_What you have to do_
The lines to copy are those holding the string "text" in the entries below.

_Provided material_
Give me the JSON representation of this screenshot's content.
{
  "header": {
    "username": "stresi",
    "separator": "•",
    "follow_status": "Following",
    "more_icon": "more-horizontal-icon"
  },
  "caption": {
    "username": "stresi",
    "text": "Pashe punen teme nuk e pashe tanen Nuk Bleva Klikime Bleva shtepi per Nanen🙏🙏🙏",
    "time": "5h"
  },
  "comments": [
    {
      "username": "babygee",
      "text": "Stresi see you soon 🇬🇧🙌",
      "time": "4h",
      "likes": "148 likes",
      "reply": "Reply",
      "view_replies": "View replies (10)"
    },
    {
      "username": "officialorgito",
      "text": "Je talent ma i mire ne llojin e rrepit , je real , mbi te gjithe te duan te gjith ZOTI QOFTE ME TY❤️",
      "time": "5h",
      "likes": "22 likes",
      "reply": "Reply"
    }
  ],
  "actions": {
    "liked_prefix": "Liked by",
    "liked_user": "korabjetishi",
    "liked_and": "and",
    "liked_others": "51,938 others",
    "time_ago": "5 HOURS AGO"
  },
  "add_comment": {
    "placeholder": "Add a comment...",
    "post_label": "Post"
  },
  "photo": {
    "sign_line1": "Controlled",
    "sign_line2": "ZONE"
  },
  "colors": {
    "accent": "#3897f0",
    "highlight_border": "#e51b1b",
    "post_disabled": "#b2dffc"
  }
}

_Exercise response_
    "text": "Pashe punen teme nuk e pashe tanen Nuk Bleva Klikime Bleva shtepi per Nanen🙏🙏🙏",
      "text": "Stresi see you soon 🇬🇧🙌",
      "text": "Je talent ma i mire ne llojin e rrepit , je real , mbi te gjithe te duan te gjith ZOTI QOFTE ME TY❤️",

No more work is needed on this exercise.